Abita Jockamo IPA
BREWERY WEBSITE: abita.com
COLOR: copper orange
AROMA: summer fruits and pine trees mixed with the spicy bite of hops
THOUGHTS: As I said earlier of Abita’s Jockamo IPA when I tried it for the first time while traveling cross-country:
The next stop was New Orleans, and we tasted the delectable Abita Beer. For the evening I stuck with the Jockamo IPA, which is named for the tribes of dancing, singing, chanting “Mardi Gras Indians” who have marched in New Orleans for over 250 years. It was a perfectly hopped, amber brew with tons of taste, especially while walking the streets of N.O. during the evening with one or five in my hand.
So, after much searching and only coming across Abita’s Purple Haze or Amber or Light beers, a few days ago I finally stumbled across Jockamo IPA in a Buy Rite. One of the best things about Jockamo IPA is it’s ability to truly make you want to have another upon completion of one. And this isn’t because of it’s inherent nature of being beer, it’s because of it’s incredible flavor that’s a near perfect combination of intense hops and sweet malts—which makes it a perfect pairing for the spicy food of N’awlins.
Not only does it offer an impeccable taste, but Abita is also one of the leading micro breweries in North America in conservation and green efforts. They were the first to install an energy efficient brewing system that reduces energy use by 70%. They operate their own industrial wastewater treatment plant to generate their own energy. Their unfiltered beer that’s packaged in 6-packs is wrapped with recycled cardboard and 47% less cardboard than a normal 6-pack holder. Plus, their stubby bottles actually use less glass than the regular tall bottle and their sales team drives strictly gas-electric hybrids. So basically Abita makes incredibly delicious beer in one of the most sustainable ways known in America—what more could you want?!
The re-emergence of Jockamo IPA into my life this summer means it’s going to be one hell of a summer…

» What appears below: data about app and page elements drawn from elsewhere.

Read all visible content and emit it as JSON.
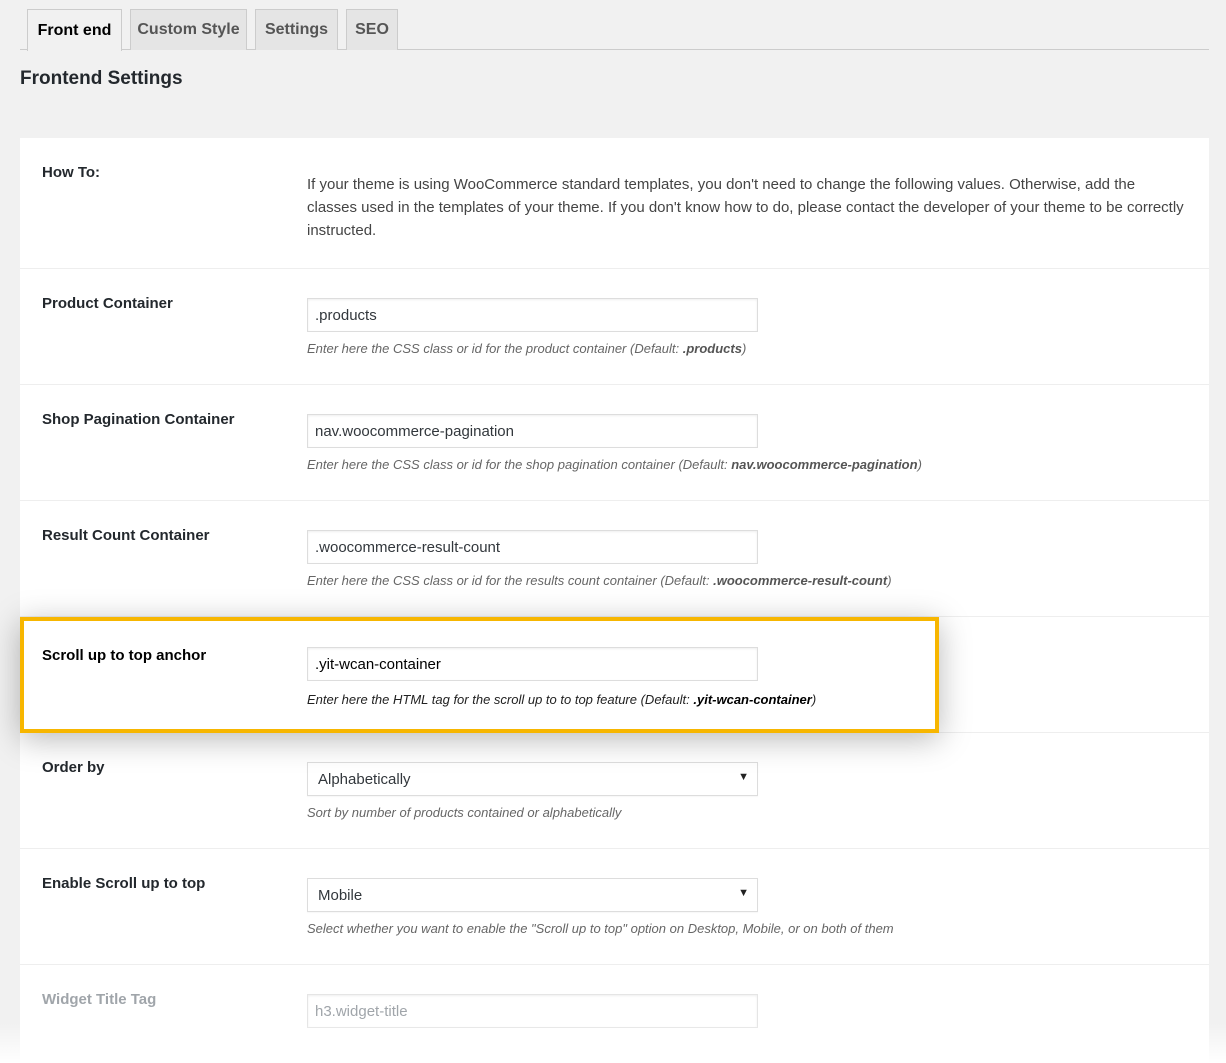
{
  "tabs": [
    {
      "label": "Front end",
      "active": true
    },
    {
      "label": "Custom Style",
      "active": false
    },
    {
      "label": "Settings",
      "active": false
    },
    {
      "label": "SEO",
      "active": false
    }
  ],
  "page_title": "Frontend Settings",
  "howto": {
    "label": "How To:",
    "text": "If your theme is using WooCommerce standard templates, you don't need to change the following values. Otherwise, add the classes used in the templates of your theme. If you don't know how to do, please contact the developer of your theme to be correctly instructed."
  },
  "fields": {
    "product_container": {
      "label": "Product Container",
      "value": ".products",
      "desc_prefix": "Enter here the CSS class or id for the product container (Default: ",
      "desc_default": ".products",
      "desc_suffix": ")"
    },
    "pagination_container": {
      "label": "Shop Pagination Container",
      "value": "nav.woocommerce-pagination",
      "desc_prefix": "Enter here the CSS class or id for the shop pagination container (Default: ",
      "desc_default": "nav.woocommerce-pagination",
      "desc_suffix": ")"
    },
    "result_count_container": {
      "label": "Result Count Container",
      "value": ".woocommerce-result-count",
      "desc_prefix": "Enter here the CSS class or id for the results count container (Default: ",
      "desc_default": ".woocommerce-result-count",
      "desc_suffix": ")"
    },
    "scroll_anchor": {
      "label": "Scroll up to top anchor",
      "value": ".yit-wcan-container",
      "desc_prefix": "Enter here the HTML tag for the scroll up to to top feature (Default: ",
      "desc_default": ".yit-wcan-container",
      "desc_suffix": ")",
      "highlight_color": "#f7b600"
    },
    "order_by": {
      "label": "Order by",
      "selected": "Alphabetically",
      "desc": "Sort by number of products contained or alphabetically"
    },
    "enable_scroll": {
      "label": "Enable Scroll up to top",
      "selected": "Mobile",
      "desc": "Select whether you want to enable the \"Scroll up to top\" option on Desktop, Mobile, or on both of them"
    },
    "widget_title_tag": {
      "label": "Widget Title Tag",
      "value": "h3.widget-title"
    }
  },
  "icons": {
    "select_arrow": "triangle-down"
  }
}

On my recent adventure across these great United States my cousin and I made sure to try every local beer we could in each destination we stopped for the night. In Austin, TX it was Shiner Bock, which I’ve had before, but of course still love. The Shiner Bocks flowed that night. The next stop was New Orleans, and we tasted the delectable Abita Beer. For the evening I stuck with the Jockamo IPA, which is named for the tribes of dancing, singing, chanting “Mardi Gras Indians” who have marched in New Orleans for over 250 years. It was a perfectly hopped, amber brew with tons of taste, especially while walking the streets of N.O. during the evening with one or five in my hand. Next up was Big River Brew in Chattanooga, TN, which is where we got our first taste of the craft beer sampler on the trip (seen below, which was $6 for seven 4oz beers).
The second to last beer on the right was my favorite. It’s called Sweet Magnolia Brown Ale and is a great blend of British crystal and chocolate malts with Mount Hood hops adding in the right mix of spice. It’s won a World Beer Cup Gold Medal, enough said.
Finally it was time for Gettysburg’s Appalachian Brewing Company for our last stop. Talk about some damn good beer. Their beer sampler, before it decimated us, can be seen above.
My favorite one of these was the Susquehanna Stout, which was a very dark brown brew with a smooth dry roasted taste typical of an Irish Dry Stout. The best brew they had though was their specialty Black IPA, which wasn’t available in the sampler, but was an ideal blend of a stout and an IPA (I had no idea such a tasty beer even existed). I brought home a growler of it for my pops, and he finished it within two days.
Craft beers and their samplers in the places they are brewed are the way to go on any road trip. Sampling the local flavors (food, beer, and women) are the only way I will ever travel again.